- [Excerpted records]
------------------------------

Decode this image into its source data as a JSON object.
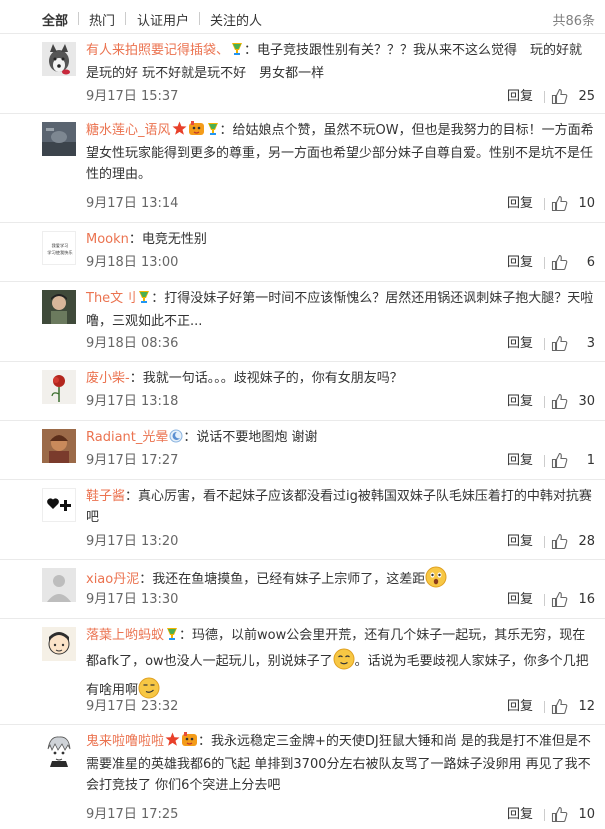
{
  "tabs": [
    "全部",
    "热门",
    "认证用户",
    "关注的人"
  ],
  "total": "共86条",
  "reply_label": "回复",
  "comments": [
    {
      "name": "有人来拍照要记得插袋、",
      "text": "：电子竞技跟性别有关？？？我从来不这么觉得　玩的好就是玩的好 玩不好就是玩不好　男女都一样",
      "time": "9月17日 15:37",
      "likes": "25"
    },
    {
      "name": "糖水莲心_语风",
      "text": "：给姑娘点个赞，虽然不玩OW，但也是我努力的目标！一方面希望女性玩家能得到更多的尊重，另一方面也希望少部分妹子自尊自爱。性别不是坑不是任性的理由。",
      "time": "9月17日 13:14",
      "likes": "10"
    },
    {
      "name": "Mookn",
      "text": "：电竞无性别",
      "time": "9月18日 13:00",
      "likes": "6",
      "avatar_text": "我爱学习 学习使我快乐"
    },
    {
      "name": "The文刂",
      "text": "：打得没妹子好第一时间不应该惭愧么？居然还用锅还讽刺妹子抱大腿？天啦噜，三观如此不正...",
      "time": "9月18日 08:36",
      "likes": "3"
    },
    {
      "name": "废小柴-",
      "text": "：我就一句话。。。歧视妹子的，你有女朋友吗？",
      "time": "9月17日 13:18",
      "likes": "30"
    },
    {
      "name": "Radiant_光晕",
      "text": "：说话不要地图炮 谢谢",
      "time": "9月17日 17:27",
      "likes": "1"
    },
    {
      "name": "鞋子酱",
      "text": "：真心厉害，看不起妹子应该都没看过ig被韩国双妹子队毛妹压着打的中韩对抗赛吧",
      "time": "9月17日 13:20",
      "likes": "28"
    },
    {
      "name": "xiao丹泥",
      "text": "：我还在鱼塘摸鱼，已经有妹子上宗师了，这差距",
      "time": "9月17日 13:30",
      "likes": "16"
    },
    {
      "name": "落葉上哟蚂蚁",
      "text": "：玛德，以前wow公会里开荒，还有几个妹子一起玩，其乐无穷，现在都afk了，ow也没人一起玩儿，别说妹子了",
      "text2": "。话说为毛要歧视人家妹子，你多个几把有啥用啊",
      "time": "9月17日 23:32",
      "likes": "12"
    },
    {
      "name": "鬼来啦噜啦啦",
      "text": "：我永远稳定三金牌+的天使DJ狂鼠大锤和尚 是的我是打不准但是不需要准星的英雄我都6的飞起 单排到3700分左右被队友骂了一路妹子没卵用 再见了我不会打竞技了 你们6个突进上分去吧",
      "time": "9月17日 17:25",
      "likes": "10"
    }
  ],
  "colors": {
    "name": "#eb7350",
    "time": "#666666",
    "text": "#333333",
    "divider": "#eaeaea"
  }
}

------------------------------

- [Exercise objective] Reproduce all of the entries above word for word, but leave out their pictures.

- [Answer to this task]
Decode this image into its source data as a JSON object.
{
  "tabs": [
    "全部",
    "热门",
    "认证用户",
    "关注的人"
  ],
  "total": "共86条",
  "reply_label": "回复",
  "comments": [
    {
      "name": "有人来拍照要记得插袋、",
      "text": "：电子竞技跟性别有关？？？我从来不这么觉得　玩的好就是玩的好 玩不好就是玩不好　男女都一样",
      "time": "9月17日 15:37",
      "likes": "25"
    },
    {
      "name": "糖水莲心_语风",
      "text": "：给姑娘点个赞，虽然不玩OW，但也是我努力的目标！一方面希望女性玩家能得到更多的尊重，另一方面也希望少部分妹子自尊自爱。性别不是坑不是任性的理由。",
      "time": "9月17日 13:14",
      "likes": "10"
    },
    {
      "name": "Mookn",
      "text": "：电竞无性别",
      "time": "9月18日 13:00",
      "likes": "6",
      "avatar_text": "我爱学习 学习使我快乐"
    },
    {
      "name": "The文刂",
      "text": "：打得没妹子好第一时间不应该惭愧么？居然还用锅还讽刺妹子抱大腿？天啦噜，三观如此不正...",
      "time": "9月18日 08:36",
      "likes": "3"
    },
    {
      "name": "废小柴-",
      "text": "：我就一句话。。。歧视妹子的，你有女朋友吗？",
      "time": "9月17日 13:18",
      "likes": "30"
    },
    {
      "name": "Radiant_光晕",
      "text": "：说话不要地图炮 谢谢",
      "time": "9月17日 17:27",
      "likes": "1"
    },
    {
      "name": "鞋子酱",
      "text": "：真心厉害，看不起妹子应该都没看过ig被韩国双妹子队毛妹压着打的中韩对抗赛吧",
      "time": "9月17日 13:20",
      "likes": "28"
    },
    {
      "name": "xiao丹泥",
      "text": "：我还在鱼塘摸鱼，已经有妹子上宗师了，这差距",
      "time": "9月17日 13:30",
      "likes": "16"
    },
    {
      "name": "落葉上哟蚂蚁",
      "text": "：玛德，以前wow公会里开荒，还有几个妹子一起玩，其乐无穷，现在都afk了，ow也没人一起玩儿，别说妹子了",
      "text2": "。话说为毛要歧视人家妹子，你多个几把有啥用啊",
      "time": "9月17日 23:32",
      "likes": "12"
    },
    {
      "name": "鬼来啦噜啦啦",
      "text": "：我永远稳定三金牌+的天使DJ狂鼠大锤和尚 是的我是打不准但是不需要准星的英雄我都6的飞起 单排到3700分左右被队友骂了一路妹子没卵用 再见了我不会打竞技了 你们6个突进上分去吧",
      "time": "9月17日 17:25",
      "likes": "10"
    }
  ],
  "colors": {
    "name": "#eb7350",
    "time": "#666666",
    "text": "#333333",
    "divider": "#eaeaea"
  }
}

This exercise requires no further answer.